For far too long, practitioners have chased big follower counts with disingenuous posts. The best practitioners know that a good influencer is one that has a real contextual tie to the brand or the issue, is willing to engage on behalf of the brand and has an engaged following. Influence is less tied to follower counts, and instead rightly comes from engagement levels.
Newer AI tools deployed by influencer marketing firms are taking engagement measurement a step further. They need to quantify real engagement and impact beyond vanity metrics so they can better advise their brand partners.
Hypetap and TrendKite (recently acquired by Cision) are measuring influence on a more contextual basis, analyzing individual content pieces. Other tools like In/Spree use AI to inform brands on how to optimize their content and distribute it through influencers.
I see the ability to screen the huckster influencer as perhaps the greatest impact on communicators. AI will help save face.
What About Analytics and Reports?

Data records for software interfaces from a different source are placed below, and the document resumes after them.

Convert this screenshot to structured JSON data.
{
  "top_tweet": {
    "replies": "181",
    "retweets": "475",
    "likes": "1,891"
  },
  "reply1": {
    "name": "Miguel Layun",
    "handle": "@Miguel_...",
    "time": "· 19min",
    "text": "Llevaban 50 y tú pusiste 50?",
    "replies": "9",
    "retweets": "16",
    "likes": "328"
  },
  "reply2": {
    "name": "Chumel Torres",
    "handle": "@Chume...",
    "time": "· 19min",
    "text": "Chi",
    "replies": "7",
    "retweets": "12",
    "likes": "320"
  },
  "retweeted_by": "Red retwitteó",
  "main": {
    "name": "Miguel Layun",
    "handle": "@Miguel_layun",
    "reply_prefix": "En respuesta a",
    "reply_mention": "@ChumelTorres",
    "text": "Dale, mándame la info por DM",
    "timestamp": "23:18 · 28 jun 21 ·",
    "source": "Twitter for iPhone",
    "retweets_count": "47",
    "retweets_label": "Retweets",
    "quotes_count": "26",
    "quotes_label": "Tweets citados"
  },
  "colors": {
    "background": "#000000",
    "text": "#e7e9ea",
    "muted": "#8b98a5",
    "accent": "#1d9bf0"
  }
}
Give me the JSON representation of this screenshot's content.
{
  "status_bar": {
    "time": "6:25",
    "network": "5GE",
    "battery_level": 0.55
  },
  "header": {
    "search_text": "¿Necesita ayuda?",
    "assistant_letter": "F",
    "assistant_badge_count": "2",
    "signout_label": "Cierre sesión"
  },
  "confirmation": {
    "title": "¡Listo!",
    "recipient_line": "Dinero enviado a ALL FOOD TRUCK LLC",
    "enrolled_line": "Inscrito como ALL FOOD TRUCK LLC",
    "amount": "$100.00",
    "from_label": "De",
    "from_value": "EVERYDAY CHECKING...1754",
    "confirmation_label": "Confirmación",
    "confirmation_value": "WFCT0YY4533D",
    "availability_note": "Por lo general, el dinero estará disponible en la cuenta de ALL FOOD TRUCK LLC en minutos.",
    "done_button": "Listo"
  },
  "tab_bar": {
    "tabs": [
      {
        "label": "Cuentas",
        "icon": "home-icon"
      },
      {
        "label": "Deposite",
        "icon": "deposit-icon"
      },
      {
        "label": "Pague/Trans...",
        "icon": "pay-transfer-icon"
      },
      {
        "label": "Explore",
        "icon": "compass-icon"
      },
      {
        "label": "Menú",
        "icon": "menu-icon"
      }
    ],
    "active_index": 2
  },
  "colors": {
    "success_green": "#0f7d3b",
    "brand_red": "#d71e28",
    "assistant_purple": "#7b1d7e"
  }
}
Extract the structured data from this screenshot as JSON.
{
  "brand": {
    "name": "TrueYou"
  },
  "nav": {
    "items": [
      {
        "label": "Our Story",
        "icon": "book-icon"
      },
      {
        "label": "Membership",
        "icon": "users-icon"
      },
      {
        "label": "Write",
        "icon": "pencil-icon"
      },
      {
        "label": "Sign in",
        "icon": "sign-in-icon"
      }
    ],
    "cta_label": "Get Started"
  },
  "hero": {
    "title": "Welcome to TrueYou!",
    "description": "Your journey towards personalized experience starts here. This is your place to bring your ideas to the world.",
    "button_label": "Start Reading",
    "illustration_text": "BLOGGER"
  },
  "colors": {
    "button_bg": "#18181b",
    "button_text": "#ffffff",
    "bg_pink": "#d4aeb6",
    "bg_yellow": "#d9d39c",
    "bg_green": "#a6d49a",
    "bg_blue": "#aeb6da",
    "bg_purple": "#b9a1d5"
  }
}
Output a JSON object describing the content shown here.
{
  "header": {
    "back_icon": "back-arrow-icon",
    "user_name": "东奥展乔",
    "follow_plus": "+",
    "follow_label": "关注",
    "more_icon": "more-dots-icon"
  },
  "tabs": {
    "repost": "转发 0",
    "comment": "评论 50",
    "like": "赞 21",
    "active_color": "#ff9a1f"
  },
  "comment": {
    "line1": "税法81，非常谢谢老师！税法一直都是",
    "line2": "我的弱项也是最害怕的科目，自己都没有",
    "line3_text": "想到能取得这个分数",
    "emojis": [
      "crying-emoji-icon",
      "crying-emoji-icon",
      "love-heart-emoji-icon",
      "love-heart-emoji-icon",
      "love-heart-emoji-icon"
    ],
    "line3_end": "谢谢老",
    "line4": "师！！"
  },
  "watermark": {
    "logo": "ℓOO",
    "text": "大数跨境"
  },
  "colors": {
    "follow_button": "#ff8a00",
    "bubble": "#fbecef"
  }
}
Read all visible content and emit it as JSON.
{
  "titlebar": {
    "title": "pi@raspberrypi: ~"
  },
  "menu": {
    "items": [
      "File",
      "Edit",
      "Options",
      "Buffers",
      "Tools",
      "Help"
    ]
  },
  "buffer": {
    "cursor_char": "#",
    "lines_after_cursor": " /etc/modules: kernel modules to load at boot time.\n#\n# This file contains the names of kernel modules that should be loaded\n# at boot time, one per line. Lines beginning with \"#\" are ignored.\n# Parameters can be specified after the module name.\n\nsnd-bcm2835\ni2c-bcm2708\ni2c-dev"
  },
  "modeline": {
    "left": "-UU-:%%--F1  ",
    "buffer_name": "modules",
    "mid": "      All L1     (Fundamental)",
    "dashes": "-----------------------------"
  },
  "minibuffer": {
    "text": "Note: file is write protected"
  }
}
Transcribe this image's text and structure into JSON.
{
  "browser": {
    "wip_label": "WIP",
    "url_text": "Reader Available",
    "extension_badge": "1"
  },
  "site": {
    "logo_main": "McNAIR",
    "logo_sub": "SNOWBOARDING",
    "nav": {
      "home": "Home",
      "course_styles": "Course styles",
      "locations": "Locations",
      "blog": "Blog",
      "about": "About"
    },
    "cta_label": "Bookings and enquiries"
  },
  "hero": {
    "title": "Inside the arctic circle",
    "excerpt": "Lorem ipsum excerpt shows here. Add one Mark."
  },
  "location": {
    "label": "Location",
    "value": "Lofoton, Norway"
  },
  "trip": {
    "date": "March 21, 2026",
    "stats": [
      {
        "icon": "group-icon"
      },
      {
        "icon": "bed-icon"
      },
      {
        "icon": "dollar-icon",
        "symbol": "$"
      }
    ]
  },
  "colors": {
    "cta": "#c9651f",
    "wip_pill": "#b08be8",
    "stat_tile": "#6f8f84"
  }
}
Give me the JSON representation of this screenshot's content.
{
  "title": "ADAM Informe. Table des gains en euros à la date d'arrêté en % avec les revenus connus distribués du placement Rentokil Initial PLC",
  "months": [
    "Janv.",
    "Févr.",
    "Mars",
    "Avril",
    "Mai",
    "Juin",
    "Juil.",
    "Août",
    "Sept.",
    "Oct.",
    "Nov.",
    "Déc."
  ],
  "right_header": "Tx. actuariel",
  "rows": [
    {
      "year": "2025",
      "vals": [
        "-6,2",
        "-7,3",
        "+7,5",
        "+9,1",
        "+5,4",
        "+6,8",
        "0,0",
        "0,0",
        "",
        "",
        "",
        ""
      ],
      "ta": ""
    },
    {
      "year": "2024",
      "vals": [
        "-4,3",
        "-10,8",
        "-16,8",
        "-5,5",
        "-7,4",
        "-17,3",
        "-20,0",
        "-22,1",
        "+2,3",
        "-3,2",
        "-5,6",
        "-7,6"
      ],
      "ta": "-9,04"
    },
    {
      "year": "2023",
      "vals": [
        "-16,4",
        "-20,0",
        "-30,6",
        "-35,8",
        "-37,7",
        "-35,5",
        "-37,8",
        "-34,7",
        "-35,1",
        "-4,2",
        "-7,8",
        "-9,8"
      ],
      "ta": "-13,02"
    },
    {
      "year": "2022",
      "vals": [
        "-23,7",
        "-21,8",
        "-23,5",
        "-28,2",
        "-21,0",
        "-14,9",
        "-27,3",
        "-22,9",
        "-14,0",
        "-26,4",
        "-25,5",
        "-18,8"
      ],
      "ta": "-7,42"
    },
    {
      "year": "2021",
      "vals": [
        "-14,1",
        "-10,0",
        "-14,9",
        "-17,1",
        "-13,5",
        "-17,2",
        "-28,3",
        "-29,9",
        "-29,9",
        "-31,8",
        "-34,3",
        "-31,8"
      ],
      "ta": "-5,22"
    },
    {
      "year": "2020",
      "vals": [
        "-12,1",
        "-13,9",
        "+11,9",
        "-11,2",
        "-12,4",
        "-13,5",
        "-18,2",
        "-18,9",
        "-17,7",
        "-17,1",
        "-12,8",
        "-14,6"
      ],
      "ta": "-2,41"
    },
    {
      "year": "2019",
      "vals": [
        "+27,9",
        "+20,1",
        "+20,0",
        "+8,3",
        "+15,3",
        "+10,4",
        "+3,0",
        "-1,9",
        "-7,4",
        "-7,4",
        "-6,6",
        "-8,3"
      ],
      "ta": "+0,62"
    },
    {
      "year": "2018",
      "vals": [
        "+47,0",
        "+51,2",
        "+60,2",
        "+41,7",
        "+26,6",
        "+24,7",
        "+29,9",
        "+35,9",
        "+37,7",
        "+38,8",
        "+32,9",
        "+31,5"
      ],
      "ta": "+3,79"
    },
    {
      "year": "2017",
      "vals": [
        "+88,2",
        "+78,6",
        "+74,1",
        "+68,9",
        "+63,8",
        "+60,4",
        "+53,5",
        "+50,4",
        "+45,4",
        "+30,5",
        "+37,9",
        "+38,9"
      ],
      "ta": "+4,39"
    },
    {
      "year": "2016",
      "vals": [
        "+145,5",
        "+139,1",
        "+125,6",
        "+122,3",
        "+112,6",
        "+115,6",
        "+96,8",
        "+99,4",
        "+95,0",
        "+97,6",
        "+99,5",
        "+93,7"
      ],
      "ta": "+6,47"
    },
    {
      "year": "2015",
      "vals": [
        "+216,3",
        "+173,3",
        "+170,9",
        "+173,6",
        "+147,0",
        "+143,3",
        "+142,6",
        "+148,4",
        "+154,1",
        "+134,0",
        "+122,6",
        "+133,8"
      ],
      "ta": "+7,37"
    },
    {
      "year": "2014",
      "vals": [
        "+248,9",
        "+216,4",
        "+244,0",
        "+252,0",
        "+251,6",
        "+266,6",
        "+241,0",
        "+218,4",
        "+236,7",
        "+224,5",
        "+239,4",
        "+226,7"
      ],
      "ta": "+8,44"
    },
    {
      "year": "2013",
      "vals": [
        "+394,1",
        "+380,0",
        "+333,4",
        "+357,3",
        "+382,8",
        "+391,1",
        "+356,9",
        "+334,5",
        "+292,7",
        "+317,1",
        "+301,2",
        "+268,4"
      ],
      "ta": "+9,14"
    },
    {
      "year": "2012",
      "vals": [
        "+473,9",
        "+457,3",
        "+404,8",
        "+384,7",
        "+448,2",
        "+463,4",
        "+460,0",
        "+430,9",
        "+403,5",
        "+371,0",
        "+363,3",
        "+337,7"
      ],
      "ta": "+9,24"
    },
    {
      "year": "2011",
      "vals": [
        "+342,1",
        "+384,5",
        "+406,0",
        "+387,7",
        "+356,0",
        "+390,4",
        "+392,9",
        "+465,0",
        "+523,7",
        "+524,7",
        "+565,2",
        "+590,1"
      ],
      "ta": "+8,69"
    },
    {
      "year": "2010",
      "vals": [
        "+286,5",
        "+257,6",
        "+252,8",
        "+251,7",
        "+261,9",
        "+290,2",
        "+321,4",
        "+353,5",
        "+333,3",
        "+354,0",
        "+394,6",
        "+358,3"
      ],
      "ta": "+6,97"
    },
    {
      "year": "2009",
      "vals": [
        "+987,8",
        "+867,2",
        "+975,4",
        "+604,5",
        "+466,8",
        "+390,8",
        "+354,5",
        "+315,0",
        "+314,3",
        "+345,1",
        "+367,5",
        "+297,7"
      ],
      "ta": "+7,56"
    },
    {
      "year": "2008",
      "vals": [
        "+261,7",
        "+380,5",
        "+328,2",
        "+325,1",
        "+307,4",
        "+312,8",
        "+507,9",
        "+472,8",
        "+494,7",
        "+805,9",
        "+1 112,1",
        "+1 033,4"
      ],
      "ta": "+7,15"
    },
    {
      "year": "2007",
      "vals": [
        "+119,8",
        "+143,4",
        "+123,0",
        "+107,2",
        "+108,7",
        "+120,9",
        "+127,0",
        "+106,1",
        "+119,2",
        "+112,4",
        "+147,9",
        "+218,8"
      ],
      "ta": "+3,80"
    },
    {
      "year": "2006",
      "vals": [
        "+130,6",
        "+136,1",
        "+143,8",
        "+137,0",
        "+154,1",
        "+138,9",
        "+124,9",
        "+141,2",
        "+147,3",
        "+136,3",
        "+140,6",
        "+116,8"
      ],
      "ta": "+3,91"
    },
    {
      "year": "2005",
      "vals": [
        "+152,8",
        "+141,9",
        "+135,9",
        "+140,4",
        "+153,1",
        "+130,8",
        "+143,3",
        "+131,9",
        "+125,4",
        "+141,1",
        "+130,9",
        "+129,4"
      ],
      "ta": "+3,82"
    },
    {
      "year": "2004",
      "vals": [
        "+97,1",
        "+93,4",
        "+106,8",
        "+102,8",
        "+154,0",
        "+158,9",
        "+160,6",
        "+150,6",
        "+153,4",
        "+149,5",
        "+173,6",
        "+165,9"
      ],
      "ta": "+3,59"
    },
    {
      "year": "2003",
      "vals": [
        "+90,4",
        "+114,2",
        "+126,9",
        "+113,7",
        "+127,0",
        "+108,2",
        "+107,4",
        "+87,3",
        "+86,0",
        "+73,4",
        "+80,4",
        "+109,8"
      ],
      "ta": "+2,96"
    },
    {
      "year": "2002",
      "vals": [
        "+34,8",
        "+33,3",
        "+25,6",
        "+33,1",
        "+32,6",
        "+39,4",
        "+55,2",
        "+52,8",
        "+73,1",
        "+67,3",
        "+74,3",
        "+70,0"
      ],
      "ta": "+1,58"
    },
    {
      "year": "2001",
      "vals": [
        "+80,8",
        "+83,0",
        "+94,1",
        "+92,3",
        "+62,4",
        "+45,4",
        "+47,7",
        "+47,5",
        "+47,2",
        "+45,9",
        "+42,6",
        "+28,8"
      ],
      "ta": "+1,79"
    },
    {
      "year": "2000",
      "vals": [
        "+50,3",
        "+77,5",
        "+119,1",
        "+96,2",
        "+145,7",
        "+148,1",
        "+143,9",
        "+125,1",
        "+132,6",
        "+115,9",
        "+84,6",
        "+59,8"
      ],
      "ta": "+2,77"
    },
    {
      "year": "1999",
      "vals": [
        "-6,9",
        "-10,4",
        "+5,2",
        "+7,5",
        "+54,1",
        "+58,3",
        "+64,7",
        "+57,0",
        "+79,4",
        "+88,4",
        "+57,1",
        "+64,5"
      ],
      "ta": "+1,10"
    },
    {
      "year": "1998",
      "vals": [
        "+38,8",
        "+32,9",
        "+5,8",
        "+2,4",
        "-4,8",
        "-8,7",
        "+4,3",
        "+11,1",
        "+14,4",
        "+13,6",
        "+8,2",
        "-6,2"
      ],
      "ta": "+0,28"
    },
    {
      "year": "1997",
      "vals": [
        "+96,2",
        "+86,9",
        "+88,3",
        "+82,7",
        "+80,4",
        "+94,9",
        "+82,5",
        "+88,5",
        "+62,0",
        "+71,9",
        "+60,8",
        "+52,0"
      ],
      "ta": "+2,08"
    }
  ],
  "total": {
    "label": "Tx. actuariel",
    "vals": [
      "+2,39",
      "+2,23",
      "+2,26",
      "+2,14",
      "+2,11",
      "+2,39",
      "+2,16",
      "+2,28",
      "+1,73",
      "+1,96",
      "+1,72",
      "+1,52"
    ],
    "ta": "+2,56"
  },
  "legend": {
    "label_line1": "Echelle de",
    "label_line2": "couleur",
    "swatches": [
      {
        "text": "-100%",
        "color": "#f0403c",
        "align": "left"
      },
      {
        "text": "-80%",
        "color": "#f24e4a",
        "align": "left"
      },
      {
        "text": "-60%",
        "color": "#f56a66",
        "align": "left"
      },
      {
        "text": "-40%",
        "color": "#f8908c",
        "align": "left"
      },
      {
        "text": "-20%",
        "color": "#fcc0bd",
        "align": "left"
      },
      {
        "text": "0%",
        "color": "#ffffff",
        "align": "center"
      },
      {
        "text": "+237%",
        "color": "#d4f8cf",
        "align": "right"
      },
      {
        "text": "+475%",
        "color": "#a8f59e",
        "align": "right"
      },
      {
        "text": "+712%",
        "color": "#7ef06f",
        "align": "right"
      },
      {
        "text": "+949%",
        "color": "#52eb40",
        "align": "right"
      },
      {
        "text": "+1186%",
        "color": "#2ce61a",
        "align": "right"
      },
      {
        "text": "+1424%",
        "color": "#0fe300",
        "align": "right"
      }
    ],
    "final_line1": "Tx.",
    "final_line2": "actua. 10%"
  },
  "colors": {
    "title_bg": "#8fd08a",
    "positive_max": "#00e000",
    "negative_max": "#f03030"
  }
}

Analytics and reports are ripe for improvement. I think you can expect to see solutions like Google Analytics get challenged by more nimble alternative solutions. Further, metrics that determine the impact of social actions will improve and better explain how social actions, content and media coverage impact the larger marketing cycle.
AI and machine learning promise to show you what’s working, what can be optimized, and when you should fold your cards on any given campaign, social network or tactic. Further, it promises to do this on a much faster definitive level. What I like about this trend is – if well embraced – it relieves the communicator of burdensome tactical data analytics and instead allows them to focus on strategy and creative outreach.
However, the real issue with analytics is the data and whether or not it’s clean. Does the data include all of your customer data in your disparate CRM, social and marketing systems? Like analytics, most communicators talk a good game about their data, but then when you look under the covers, data governance becomes a huge inter-departmental issue. Suddenly, you become mired in digital transformation conversations.
Also, it should be noted that these tools simply do not work out of the box or on autopilot (much to the contrary of media hype). A communicator should expect to invest significant amounts of time training an AI about what goals and KPIs are important to the brand. You may find your AI needs to evolve quite a bit before it becomes meaningful. This experience is normal.
Image via Geoff Livingston
A digital marketing pioneer, Geoff Livingston helps brands and nonprofits launch products, enact corporate marketing initiatives, and implement content marketing programs. In addition to his works for brands, he has authored three books on social media and marketing, including Welcome to the Fifth Estate, and has spoken at numerous national and international marketing conferences. His fourth book, Welcome to the Machine: A Primer on AI for Marketers, will be published in 2019.
He started and sold social media boutique Livingston Communications (2009). He has won awards from the Society of New Communications Research, the American Marketing Association, the International Association of Business Communicators, MarketingProfs, and an Axiom Award.